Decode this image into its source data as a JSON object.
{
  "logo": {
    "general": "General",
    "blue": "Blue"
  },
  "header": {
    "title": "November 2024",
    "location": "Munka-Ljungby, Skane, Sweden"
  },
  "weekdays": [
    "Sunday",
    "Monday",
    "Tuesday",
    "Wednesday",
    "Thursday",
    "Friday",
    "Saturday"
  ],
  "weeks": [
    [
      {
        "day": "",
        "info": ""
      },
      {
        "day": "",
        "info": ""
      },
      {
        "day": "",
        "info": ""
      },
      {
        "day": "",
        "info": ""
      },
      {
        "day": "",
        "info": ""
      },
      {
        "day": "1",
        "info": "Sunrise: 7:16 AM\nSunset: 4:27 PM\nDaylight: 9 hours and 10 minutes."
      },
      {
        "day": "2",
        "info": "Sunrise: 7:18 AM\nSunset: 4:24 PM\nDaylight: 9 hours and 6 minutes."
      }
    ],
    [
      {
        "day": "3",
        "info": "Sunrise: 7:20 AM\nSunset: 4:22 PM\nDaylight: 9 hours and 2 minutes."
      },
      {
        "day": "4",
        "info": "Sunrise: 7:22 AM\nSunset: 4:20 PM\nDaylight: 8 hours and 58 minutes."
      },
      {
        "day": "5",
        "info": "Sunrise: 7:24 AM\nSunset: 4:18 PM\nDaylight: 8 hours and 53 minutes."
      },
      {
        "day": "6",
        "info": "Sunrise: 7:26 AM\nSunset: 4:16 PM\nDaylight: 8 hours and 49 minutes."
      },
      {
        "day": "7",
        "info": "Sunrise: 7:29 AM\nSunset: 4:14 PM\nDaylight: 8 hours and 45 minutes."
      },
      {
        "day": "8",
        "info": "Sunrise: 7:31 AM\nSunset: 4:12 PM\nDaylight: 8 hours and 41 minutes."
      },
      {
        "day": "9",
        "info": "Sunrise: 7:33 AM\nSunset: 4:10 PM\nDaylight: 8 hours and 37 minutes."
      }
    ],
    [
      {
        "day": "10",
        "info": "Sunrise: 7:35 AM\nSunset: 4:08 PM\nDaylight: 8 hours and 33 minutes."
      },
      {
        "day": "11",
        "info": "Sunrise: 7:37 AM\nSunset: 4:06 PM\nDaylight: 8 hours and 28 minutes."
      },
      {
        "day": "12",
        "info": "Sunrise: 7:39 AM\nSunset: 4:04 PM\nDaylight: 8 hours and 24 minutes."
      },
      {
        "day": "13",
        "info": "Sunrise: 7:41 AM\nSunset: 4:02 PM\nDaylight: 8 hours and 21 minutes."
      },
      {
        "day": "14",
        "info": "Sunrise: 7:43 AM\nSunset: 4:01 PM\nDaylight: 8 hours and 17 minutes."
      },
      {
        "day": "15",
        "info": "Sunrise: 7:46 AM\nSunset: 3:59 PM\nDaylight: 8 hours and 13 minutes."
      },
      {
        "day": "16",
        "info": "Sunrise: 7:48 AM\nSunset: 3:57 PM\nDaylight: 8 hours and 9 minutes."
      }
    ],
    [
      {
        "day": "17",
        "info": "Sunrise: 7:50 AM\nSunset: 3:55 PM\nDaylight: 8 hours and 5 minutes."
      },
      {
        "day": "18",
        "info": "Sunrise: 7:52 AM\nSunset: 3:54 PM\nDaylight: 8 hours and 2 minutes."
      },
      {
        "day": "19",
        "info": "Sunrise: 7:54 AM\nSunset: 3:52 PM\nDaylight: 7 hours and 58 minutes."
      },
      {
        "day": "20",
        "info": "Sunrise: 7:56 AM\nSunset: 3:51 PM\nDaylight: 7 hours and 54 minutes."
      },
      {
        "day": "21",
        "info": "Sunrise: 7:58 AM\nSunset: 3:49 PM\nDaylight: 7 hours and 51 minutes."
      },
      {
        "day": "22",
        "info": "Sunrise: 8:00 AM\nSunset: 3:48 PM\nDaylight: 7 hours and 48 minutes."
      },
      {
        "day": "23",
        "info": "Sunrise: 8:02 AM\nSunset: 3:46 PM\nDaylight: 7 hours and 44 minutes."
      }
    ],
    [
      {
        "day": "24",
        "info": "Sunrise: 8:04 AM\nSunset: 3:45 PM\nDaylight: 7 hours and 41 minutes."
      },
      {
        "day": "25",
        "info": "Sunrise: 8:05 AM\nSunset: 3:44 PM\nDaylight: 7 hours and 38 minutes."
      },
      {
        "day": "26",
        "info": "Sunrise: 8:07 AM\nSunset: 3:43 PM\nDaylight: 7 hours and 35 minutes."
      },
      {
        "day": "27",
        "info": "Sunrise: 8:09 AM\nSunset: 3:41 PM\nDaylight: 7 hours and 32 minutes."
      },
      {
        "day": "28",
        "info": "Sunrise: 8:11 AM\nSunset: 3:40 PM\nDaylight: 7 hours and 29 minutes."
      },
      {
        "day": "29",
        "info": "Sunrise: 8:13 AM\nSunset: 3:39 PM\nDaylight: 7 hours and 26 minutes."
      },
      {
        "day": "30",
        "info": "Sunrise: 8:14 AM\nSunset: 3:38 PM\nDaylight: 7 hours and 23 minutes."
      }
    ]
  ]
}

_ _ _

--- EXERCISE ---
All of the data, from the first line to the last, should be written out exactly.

--- EXERCISE SOLUTION ---
Decode this image into its source data as a JSON object.
{
  "logo": {
    "general": "General",
    "blue": "Blue"
  },
  "header": {
    "title": "November 2024",
    "location": "Munka-Ljungby, Skane, Sweden"
  },
  "weekdays": [
    "Sunday",
    "Monday",
    "Tuesday",
    "Wednesday",
    "Thursday",
    "Friday",
    "Saturday"
  ],
  "weeks": [
    [
      {
        "day": "",
        "info": ""
      },
      {
        "day": "",
        "info": ""
      },
      {
        "day": "",
        "info": ""
      },
      {
        "day": "",
        "info": ""
      },
      {
        "day": "",
        "info": ""
      },
      {
        "day": "1",
        "info": "Sunrise: 7:16 AM\nSunset: 4:27 PM\nDaylight: 9 hours and 10 minutes."
      },
      {
        "day": "2",
        "info": "Sunrise: 7:18 AM\nSunset: 4:24 PM\nDaylight: 9 hours and 6 minutes."
      }
    ],
    [
      {
        "day": "3",
        "info": "Sunrise: 7:20 AM\nSunset: 4:22 PM\nDaylight: 9 hours and 2 minutes."
      },
      {
        "day": "4",
        "info": "Sunrise: 7:22 AM\nSunset: 4:20 PM\nDaylight: 8 hours and 58 minutes."
      },
      {
        "day": "5",
        "info": "Sunrise: 7:24 AM\nSunset: 4:18 PM\nDaylight: 8 hours and 53 minutes."
      },
      {
        "day": "6",
        "info": "Sunrise: 7:26 AM\nSunset: 4:16 PM\nDaylight: 8 hours and 49 minutes."
      },
      {
        "day": "7",
        "info": "Sunrise: 7:29 AM\nSunset: 4:14 PM\nDaylight: 8 hours and 45 minutes."
      },
      {
        "day": "8",
        "info": "Sunrise: 7:31 AM\nSunset: 4:12 PM\nDaylight: 8 hours and 41 minutes."
      },
      {
        "day": "9",
        "info": "Sunrise: 7:33 AM\nSunset: 4:10 PM\nDaylight: 8 hours and 37 minutes."
      }
    ],
    [
      {
        "day": "10",
        "info": "Sunrise: 7:35 AM\nSunset: 4:08 PM\nDaylight: 8 hours and 33 minutes."
      },
      {
        "day": "11",
        "info": "Sunrise: 7:37 AM\nSunset: 4:06 PM\nDaylight: 8 hours and 28 minutes."
      },
      {
        "day": "12",
        "info": "Sunrise: 7:39 AM\nSunset: 4:04 PM\nDaylight: 8 hours and 24 minutes."
      },
      {
        "day": "13",
        "info": "Sunrise: 7:41 AM\nSunset: 4:02 PM\nDaylight: 8 hours and 21 minutes."
      },
      {
        "day": "14",
        "info": "Sunrise: 7:43 AM\nSunset: 4:01 PM\nDaylight: 8 hours and 17 minutes."
      },
      {
        "day": "15",
        "info": "Sunrise: 7:46 AM\nSunset: 3:59 PM\nDaylight: 8 hours and 13 minutes."
      },
      {
        "day": "16",
        "info": "Sunrise: 7:48 AM\nSunset: 3:57 PM\nDaylight: 8 hours and 9 minutes."
      }
    ],
    [
      {
        "day": "17",
        "info": "Sunrise: 7:50 AM\nSunset: 3:55 PM\nDaylight: 8 hours and 5 minutes."
      },
      {
        "day": "18",
        "info": "Sunrise: 7:52 AM\nSunset: 3:54 PM\nDaylight: 8 hours and 2 minutes."
      },
      {
        "day": "19",
        "info": "Sunrise: 7:54 AM\nSunset: 3:52 PM\nDaylight: 7 hours and 58 minutes."
      },
      {
        "day": "20",
        "info": "Sunrise: 7:56 AM\nSunset: 3:51 PM\nDaylight: 7 hours and 54 minutes."
      },
      {
        "day": "21",
        "info": "Sunrise: 7:58 AM\nSunset: 3:49 PM\nDaylight: 7 hours and 51 minutes."
      },
      {
        "day": "22",
        "info": "Sunrise: 8:00 AM\nSunset: 3:48 PM\nDaylight: 7 hours and 48 minutes."
      },
      {
        "day": "23",
        "info": "Sunrise: 8:02 AM\nSunset: 3:46 PM\nDaylight: 7 hours and 44 minutes."
      }
    ],
    [
      {
        "day": "24",
        "info": "Sunrise: 8:04 AM\nSunset: 3:45 PM\nDaylight: 7 hours and 41 minutes."
      },
      {
        "day": "25",
        "info": "Sunrise: 8:05 AM\nSunset: 3:44 PM\nDaylight: 7 hours and 38 minutes."
      },
      {
        "day": "26",
        "info": "Sunrise: 8:07 AM\nSunset: 3:43 PM\nDaylight: 7 hours and 35 minutes."
      },
      {
        "day": "27",
        "info": "Sunrise: 8:09 AM\nSunset: 3:41 PM\nDaylight: 7 hours and 32 minutes."
      },
      {
        "day": "28",
        "info": "Sunrise: 8:11 AM\nSunset: 3:40 PM\nDaylight: 7 hours and 29 minutes."
      },
      {
        "day": "29",
        "info": "Sunrise: 8:13 AM\nSunset: 3:39 PM\nDaylight: 7 hours and 26 minutes."
      },
      {
        "day": "30",
        "info": "Sunrise: 8:14 AM\nSunset: 3:38 PM\nDaylight: 7 hours and 23 minutes."
      }
    ]
  ]
}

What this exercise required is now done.